His introduction as keynote speaker for the “Blue Waves, Green Dreams, and Shades of Gray – Perspectives on Water” symposium tells more: Dr. Daniel Hillel was born in 1930 in the semi-desert, man-made oasis of Southern California.  He was taken at a very young age to Palestine, then in the first stages of reclamation from centuries of environmental degradation. At the age of 8, he was placed in a pioneering settlement in the Jezreel Valley, where he was first exposed to, and captivated by, the open environment and its contrasting counterpoints of soggy winter and searing summer, open sky and bare earth. Given a spade and asked to direct the frothy waters from a ditch, he marveled at the exuberant growth of tender saplings that rose up defiantly in the midst of the dry plain. That early fascination eventually became an avocation and a vocation, a professional pursuit and a labor of love.

After World War II he was brought back to the United States, where he studied agriculture and worked briefly for the U.S. Department of Agriculture. In 1951, having earned a master’s degree in soil science and climatology from Rutgers University, he returned to newly established Israel to help in the young State’s development. Working for the Soil Conservation Service, he participated in the first survey of the country’s soil and water resources. He then joined a small group that ventured into the Negev Desert and established the first settlement in the rugged Highlands of that region, named Sdeh-Boker. The work was hard and dangerous, and three of the twelve original settlers lost their lives in the first year. Later, the pioneering settlement was visited by Israel’s founding Prime Minister, David Ben-Gurion, who was so impressed by the venture that he decided to resign from the Government and came to join in the venture.

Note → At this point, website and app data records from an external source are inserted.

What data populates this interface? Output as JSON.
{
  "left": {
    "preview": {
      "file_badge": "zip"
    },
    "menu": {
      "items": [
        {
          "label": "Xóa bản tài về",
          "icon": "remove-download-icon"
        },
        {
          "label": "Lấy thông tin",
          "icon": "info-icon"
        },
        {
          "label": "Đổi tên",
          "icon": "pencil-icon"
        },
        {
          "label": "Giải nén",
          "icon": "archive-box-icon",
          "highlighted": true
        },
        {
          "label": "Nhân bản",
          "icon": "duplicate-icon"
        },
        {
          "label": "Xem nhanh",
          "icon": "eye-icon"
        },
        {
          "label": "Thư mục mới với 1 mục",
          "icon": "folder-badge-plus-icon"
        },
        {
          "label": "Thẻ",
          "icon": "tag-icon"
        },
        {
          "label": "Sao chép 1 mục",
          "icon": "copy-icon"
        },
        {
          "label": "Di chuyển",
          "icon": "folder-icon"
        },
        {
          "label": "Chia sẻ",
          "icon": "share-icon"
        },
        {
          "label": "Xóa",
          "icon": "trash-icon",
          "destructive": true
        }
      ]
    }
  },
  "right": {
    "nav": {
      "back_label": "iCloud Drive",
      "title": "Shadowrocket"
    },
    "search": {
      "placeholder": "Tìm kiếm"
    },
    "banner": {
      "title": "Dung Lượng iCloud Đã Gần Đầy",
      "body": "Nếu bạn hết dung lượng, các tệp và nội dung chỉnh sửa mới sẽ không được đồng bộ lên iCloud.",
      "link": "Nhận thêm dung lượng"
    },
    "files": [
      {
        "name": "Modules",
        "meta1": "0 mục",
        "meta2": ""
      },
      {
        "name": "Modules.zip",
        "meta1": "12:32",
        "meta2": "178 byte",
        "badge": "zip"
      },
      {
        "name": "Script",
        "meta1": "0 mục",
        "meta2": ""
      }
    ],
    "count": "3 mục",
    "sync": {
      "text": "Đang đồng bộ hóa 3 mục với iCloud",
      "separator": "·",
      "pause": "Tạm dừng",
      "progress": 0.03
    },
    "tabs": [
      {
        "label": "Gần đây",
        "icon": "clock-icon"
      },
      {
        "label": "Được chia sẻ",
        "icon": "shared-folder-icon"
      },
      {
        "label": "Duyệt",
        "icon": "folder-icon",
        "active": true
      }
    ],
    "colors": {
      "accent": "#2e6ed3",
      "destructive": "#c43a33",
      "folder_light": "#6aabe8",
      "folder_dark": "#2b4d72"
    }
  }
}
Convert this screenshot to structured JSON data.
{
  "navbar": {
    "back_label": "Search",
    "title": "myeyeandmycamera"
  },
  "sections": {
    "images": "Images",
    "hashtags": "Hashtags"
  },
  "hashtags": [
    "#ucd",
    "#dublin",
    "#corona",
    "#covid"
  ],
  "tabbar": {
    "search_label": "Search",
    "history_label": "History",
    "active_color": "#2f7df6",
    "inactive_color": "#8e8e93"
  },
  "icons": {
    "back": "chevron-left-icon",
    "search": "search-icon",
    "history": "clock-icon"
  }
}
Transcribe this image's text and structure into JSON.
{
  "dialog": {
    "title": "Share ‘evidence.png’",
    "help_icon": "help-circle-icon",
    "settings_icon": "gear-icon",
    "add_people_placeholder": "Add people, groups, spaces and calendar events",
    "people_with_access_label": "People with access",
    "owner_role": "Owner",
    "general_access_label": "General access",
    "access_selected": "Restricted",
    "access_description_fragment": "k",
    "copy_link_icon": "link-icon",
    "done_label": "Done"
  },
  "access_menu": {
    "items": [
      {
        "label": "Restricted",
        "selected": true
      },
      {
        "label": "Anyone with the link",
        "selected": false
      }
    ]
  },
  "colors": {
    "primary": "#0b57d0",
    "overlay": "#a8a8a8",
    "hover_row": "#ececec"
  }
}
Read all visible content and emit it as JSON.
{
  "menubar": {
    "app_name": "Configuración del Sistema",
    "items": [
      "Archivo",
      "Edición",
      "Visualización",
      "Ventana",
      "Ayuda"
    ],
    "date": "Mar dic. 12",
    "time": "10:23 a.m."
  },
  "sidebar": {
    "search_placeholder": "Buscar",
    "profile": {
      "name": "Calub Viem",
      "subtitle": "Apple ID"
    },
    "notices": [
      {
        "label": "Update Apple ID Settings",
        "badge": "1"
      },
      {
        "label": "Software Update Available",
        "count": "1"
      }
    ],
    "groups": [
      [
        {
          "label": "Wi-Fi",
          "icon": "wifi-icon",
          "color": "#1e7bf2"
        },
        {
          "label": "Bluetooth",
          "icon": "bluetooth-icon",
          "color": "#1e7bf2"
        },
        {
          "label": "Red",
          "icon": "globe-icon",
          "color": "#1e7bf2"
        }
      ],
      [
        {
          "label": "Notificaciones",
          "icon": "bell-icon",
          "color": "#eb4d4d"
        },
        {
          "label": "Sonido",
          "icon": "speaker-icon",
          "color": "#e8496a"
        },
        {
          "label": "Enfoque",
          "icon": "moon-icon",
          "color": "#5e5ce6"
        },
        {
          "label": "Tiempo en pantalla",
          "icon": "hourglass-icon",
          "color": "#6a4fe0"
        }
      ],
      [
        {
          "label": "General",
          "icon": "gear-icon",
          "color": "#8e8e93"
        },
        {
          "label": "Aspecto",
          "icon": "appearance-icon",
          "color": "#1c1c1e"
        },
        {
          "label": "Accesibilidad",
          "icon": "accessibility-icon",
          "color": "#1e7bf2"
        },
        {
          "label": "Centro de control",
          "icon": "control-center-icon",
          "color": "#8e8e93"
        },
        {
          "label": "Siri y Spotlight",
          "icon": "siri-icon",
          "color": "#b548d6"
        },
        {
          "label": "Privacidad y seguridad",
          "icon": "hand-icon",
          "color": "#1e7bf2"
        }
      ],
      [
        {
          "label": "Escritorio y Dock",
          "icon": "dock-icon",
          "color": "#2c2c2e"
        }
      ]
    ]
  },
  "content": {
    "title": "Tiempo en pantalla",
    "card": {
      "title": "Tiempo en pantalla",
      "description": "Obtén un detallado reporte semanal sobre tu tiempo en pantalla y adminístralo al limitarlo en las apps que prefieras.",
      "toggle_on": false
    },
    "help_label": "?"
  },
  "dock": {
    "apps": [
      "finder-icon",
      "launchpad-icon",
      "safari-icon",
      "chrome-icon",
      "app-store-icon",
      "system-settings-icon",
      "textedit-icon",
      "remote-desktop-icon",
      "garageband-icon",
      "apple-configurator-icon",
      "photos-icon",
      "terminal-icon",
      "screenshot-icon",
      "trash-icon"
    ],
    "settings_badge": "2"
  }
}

While working on land reclamation, Daniel Hillel also conducted research on the water relations of desert plant habitats and the properties of their soils. That work was granted a doctorate by the Hebrew University. Dr. Hillel then continued his research in soil physics and hydrology in the U.S., first at the University of California and at the U.S. Salinity Laboratory, and later at the University of Massachusetts. Over the ensuing decades, he has taught and directed the research of scores of students, published or co-published over two hundred research papers and reports, and some twenty definitive textbooks on various aspects of soil physics, hydrology, agronomy, and the environment.

He has also served as advisor to international institutions, including the F.A.O. and the World Bank, taken part in advisory missions to some thirty developing countries, and cooperated with the Goddard Institute of NASA in extensive studies of portending climate change and its potential impacts on global and regional agriculture and on natural ecosystems.

In June, 2012, it was announced that Dr. Hillel would be awarded the 2012 World Food Prize at the annual Borlaug Dialogue international symposium in Des Moines, Iowa, on October 18, 2012. The announcement ceremony, held at the U.S. State Department, was presided over by Secretary of State Hillary Rodham Clinton, who said:

“Dr. Hillel’s work will become even more important as we grapple with how to feed the world’s growing population…And according to the latest FAO estimates, the world will need to produce 60 percent more food than we do today to feed everyone. In that same time, the demand for water to grow food will rise by almost 20 percent. But our water supply is finite. So if we’re going to strengthen food security, we have to get more out of each drop.”